== EXCERPTED DATA

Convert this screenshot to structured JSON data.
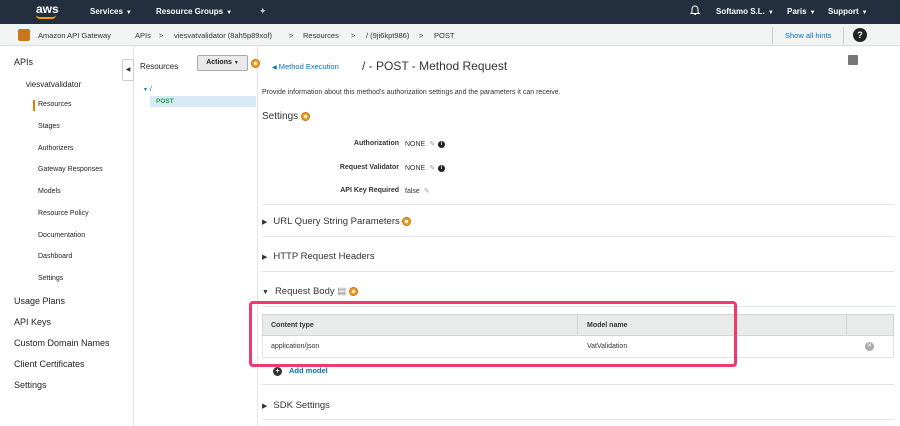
{
  "topbar": {
    "logo": "aws",
    "services": "Services",
    "resource_groups": "Resource Groups",
    "account": "Softamo S.L.",
    "region": "Paris",
    "support": "Support"
  },
  "breadcrumb": {
    "service": "Amazon API Gateway",
    "apis": "APIs",
    "sep": ">",
    "api": "viesvatvalidator (8ah5p89xof)",
    "resources": "Resources",
    "resource": "/ (9ji6kpt986)",
    "method": "POST",
    "show_hints": "Show all hints",
    "help": "?"
  },
  "left_nav": {
    "apis": "APIs",
    "api_name": "viesvatvalidator",
    "items": [
      "Resources",
      "Stages",
      "Authorizers",
      "Gateway Responses",
      "Models",
      "Resource Policy",
      "Documentation",
      "Dashboard",
      "Settings"
    ],
    "bottom": [
      "Usage Plans",
      "API Keys",
      "Custom Domain Names",
      "Client Certificates",
      "Settings"
    ]
  },
  "resources_panel": {
    "title": "Resources",
    "actions": "Actions",
    "root": "/",
    "post": "POST"
  },
  "main": {
    "back_link": "Method Execution",
    "title": "/ - POST - Method Request",
    "description": "Provide information about this method's authorization settings and the parameters it can receive.",
    "settings_heading": "Settings",
    "authorization_label": "Authorization",
    "authorization_value": "NONE",
    "validator_label": "Request Validator",
    "validator_value": "NONE",
    "apikey_label": "API Key Required",
    "apikey_value": "false",
    "sections": {
      "url_query": "URL Query String Parameters",
      "http_headers": "HTTP Request Headers",
      "request_body": "Request Body",
      "sdk_settings": "SDK Settings"
    },
    "table": {
      "headers": [
        "Content type",
        "Model name"
      ],
      "rows": [
        [
          "application/json",
          "VatValidation"
        ]
      ]
    },
    "add_model": "Add model"
  },
  "colors": {
    "topbar": "#232f3e",
    "accent": "#ff9900",
    "link": "#0073bb",
    "highlight": "#f0396e"
  }
}
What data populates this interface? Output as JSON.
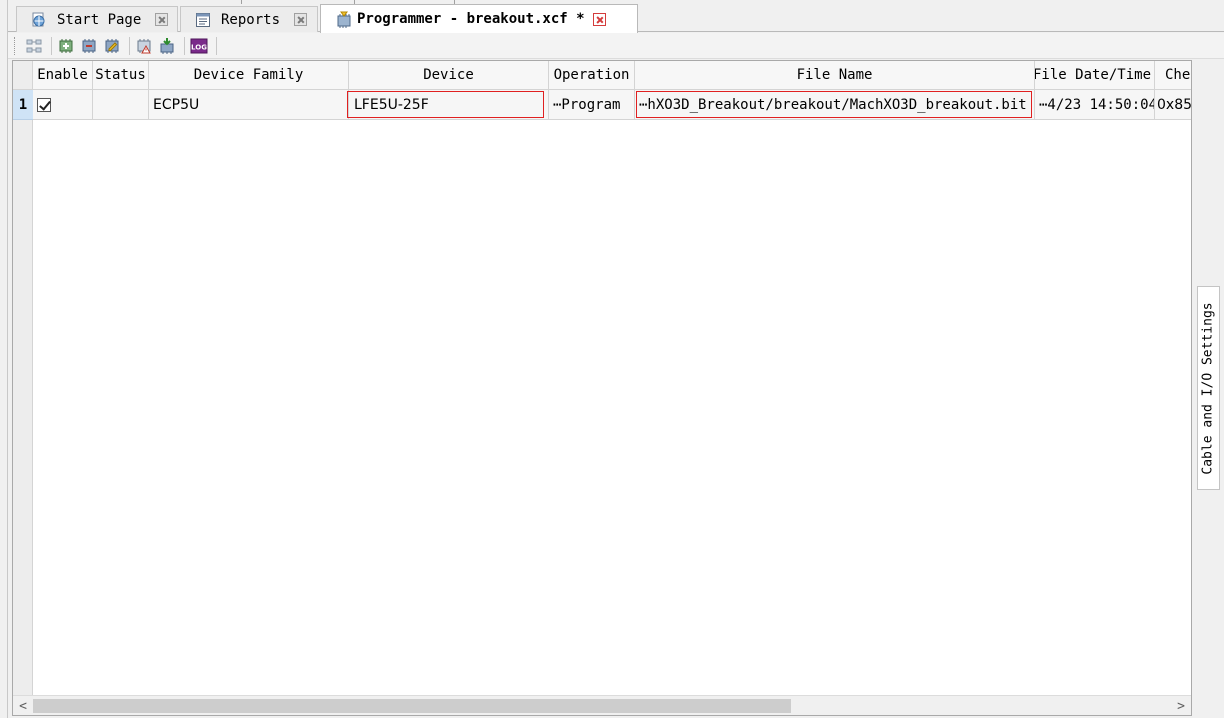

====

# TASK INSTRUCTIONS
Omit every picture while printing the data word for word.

# TASK ANSWER
Convert this screenshot to structured JSON data.
{
  "topbar": {
    "logo": "aws",
    "services": "Services",
    "resource_groups": "Resource Groups",
    "account": "Softamo S.L.",
    "region": "Paris",
    "support": "Support"
  },
  "breadcrumb": {
    "service": "Amazon API Gateway",
    "apis": "APIs",
    "sep": ">",
    "api": "viesvatvalidator (8ah5p89xof)",
    "resources": "Resources",
    "resource": "/ (9ji6kpt986)",
    "method": "POST",
    "show_hints": "Show all hints",
    "help": "?"
  },
  "left_nav": {
    "apis": "APIs",
    "api_name": "viesvatvalidator",
    "items": [
      "Resources",
      "Stages",
      "Authorizers",
      "Gateway Responses",
      "Models",
      "Resource Policy",
      "Documentation",
      "Dashboard",
      "Settings"
    ],
    "bottom": [
      "Usage Plans",
      "API Keys",
      "Custom Domain Names",
      "Client Certificates",
      "Settings"
    ]
  },
  "resources_panel": {
    "title": "Resources",
    "actions": "Actions",
    "root": "/",
    "post": "POST"
  },
  "main": {
    "back_link": "Method Execution",
    "title": "/ - POST - Method Request",
    "description": "Provide information about this method's authorization settings and the parameters it can receive.",
    "settings_heading": "Settings",
    "authorization_label": "Authorization",
    "authorization_value": "NONE",
    "validator_label": "Request Validator",
    "validator_value": "NONE",
    "apikey_label": "API Key Required",
    "apikey_value": "false",
    "sections": {
      "url_query": "URL Query String Parameters",
      "http_headers": "HTTP Request Headers",
      "request_body": "Request Body",
      "sdk_settings": "SDK Settings"
    },
    "table": {
      "headers": [
        "Content type",
        "Model name"
      ],
      "rows": [
        [
          "application/json",
          "VatValidation"
        ]
      ]
    },
    "add_model": "Add model"
  },
  "colors": {
    "topbar": "#232f3e",
    "accent": "#ff9900",
    "link": "#0073bb",
    "highlight": "#f0396e"
  }
}
What data populates this interface? Output as JSON.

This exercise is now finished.